During this month, Iran oil production fell to its lowest level in two decades, whilst Saudi Arabian oil production reached a 30-year high.

 

The increased Saudi oil production, coupled with a weakening global demand has pushed oil prices to below $90 per barrel, the lowest in 18 months. Oil prices have reached $130 per barrel in March 2012. Industry surveys reported by Reuters estimate that should Saudi production remain at this level, oil prices would fall to $74 by the end of 2012.

 

 

Analysis and Forecast: Increasing Risk


 

The deliberate lowering of oil prices through increased production may have a number of economic and political reasons. However, the most serious implication is its impact on Iran, and in the longer-term Iraq and other states. Critics in the Arab World have accused the Saudis of attempting to undermine the financial stability of Iran by lowering the price of oil to be below that of the break-even price for those states. This not only negatively impacts the probable target of the Saudi action - namely, Iran and Iraq, but also other GCC states whose breakeven price of oil has dramatically increased during the past few years.

 

The price manipulation therefore leads to an increase of overall risk on two fronts:

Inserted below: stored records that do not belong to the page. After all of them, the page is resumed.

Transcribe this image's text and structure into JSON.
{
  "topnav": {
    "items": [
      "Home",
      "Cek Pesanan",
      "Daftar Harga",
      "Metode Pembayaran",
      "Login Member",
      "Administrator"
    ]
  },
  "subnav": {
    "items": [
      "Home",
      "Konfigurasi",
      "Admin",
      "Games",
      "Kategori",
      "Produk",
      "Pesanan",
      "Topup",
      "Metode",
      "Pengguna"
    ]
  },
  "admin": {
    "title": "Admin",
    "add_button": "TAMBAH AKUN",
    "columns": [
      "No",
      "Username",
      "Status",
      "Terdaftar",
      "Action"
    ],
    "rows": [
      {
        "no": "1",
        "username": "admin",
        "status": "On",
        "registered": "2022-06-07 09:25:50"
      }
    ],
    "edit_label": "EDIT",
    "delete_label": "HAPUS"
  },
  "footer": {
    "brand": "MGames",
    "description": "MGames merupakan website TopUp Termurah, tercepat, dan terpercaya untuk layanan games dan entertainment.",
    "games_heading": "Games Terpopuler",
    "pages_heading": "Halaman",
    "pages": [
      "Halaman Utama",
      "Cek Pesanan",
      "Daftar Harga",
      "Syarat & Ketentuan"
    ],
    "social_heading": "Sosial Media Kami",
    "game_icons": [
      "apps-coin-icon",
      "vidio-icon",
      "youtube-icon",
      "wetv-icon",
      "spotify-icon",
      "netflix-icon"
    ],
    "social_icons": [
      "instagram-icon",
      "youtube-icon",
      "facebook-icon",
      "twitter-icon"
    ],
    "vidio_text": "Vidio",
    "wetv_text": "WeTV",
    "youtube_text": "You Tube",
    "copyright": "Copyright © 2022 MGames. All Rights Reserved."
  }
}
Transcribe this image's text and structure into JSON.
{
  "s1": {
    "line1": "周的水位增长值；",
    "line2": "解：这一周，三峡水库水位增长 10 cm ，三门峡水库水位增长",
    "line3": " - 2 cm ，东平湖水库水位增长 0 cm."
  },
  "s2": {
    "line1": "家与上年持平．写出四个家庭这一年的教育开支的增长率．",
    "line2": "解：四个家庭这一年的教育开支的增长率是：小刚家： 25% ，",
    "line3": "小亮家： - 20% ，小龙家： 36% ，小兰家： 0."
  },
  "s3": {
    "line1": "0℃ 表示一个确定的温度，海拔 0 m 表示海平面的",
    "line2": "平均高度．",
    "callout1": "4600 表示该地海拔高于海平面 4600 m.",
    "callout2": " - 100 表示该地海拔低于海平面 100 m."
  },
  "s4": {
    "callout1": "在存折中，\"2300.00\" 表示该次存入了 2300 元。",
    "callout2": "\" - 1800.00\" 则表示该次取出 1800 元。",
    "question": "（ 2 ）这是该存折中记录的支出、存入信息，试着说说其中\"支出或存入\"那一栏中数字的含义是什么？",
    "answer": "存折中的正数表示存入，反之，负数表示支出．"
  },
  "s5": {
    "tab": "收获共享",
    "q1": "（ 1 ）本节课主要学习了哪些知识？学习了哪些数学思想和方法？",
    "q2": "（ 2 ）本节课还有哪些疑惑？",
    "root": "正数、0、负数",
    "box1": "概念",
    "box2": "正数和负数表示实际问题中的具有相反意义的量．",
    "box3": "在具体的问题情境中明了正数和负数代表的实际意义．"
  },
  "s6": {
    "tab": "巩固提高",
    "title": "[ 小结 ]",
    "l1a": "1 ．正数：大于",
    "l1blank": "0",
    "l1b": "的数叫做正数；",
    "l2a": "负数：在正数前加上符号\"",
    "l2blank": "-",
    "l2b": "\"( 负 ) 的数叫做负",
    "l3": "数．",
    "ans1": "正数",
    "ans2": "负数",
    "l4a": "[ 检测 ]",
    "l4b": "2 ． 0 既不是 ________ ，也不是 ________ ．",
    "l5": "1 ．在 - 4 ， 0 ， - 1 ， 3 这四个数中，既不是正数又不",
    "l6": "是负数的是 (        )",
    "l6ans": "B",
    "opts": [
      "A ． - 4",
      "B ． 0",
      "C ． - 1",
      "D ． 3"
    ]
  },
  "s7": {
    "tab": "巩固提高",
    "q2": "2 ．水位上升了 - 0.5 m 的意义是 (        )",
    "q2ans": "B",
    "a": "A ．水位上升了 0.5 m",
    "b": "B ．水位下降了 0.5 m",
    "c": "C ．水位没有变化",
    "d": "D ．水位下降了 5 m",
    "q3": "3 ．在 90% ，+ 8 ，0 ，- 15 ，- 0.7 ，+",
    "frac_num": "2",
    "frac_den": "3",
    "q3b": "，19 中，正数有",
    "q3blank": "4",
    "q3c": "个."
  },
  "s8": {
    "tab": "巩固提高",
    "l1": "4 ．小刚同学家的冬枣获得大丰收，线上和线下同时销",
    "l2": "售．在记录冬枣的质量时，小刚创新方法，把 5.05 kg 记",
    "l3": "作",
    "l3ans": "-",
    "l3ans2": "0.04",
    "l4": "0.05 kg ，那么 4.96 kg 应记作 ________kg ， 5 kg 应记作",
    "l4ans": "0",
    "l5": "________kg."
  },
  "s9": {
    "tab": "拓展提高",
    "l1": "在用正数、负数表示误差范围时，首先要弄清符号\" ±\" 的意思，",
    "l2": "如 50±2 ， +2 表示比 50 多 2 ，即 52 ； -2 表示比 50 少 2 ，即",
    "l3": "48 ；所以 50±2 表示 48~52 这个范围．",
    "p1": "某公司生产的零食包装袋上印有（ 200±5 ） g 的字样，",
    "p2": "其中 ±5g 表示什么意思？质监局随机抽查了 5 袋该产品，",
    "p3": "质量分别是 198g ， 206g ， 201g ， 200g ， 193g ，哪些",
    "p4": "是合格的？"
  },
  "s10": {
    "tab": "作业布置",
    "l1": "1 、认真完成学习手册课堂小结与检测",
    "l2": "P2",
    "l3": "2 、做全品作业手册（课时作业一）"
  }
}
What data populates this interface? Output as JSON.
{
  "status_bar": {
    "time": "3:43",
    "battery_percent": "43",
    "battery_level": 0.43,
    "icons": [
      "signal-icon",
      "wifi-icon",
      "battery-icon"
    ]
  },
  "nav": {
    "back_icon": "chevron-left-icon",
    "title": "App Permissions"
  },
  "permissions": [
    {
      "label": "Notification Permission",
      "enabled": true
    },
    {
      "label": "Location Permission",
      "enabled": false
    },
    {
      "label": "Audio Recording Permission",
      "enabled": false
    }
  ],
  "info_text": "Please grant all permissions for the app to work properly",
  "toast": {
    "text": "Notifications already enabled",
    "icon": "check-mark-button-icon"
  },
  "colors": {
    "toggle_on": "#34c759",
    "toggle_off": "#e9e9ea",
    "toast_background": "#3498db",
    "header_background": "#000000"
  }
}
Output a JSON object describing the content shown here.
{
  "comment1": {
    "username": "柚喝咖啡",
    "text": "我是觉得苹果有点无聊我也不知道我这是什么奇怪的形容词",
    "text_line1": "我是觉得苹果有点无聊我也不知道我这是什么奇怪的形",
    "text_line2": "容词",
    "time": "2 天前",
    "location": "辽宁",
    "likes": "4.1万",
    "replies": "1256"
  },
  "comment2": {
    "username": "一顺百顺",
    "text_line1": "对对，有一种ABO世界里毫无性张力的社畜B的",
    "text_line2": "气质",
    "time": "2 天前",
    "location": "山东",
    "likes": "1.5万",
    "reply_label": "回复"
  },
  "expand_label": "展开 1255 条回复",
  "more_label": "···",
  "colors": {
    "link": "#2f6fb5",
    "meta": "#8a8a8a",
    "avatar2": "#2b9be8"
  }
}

  1. On the political front particularly for Saudi Arabia, as it is seen by Iran and Iraq as a proactive economic act of aggression;
  2. On the economic front for other GCC states as it leads to lowering of income from oil, and the lowering of oil prices closer to or below the breakeven price.

Therefore the result is an overall increase of economic risk for all GCC states as well as an increase in political risk, particularly against Saudi Arabia.

 

The figure below shows the approximate oil production in percentage from key OPEC members in June 2012 (percentage from OPEC total).

The figure below shows the break-even price for oil in the GCC states: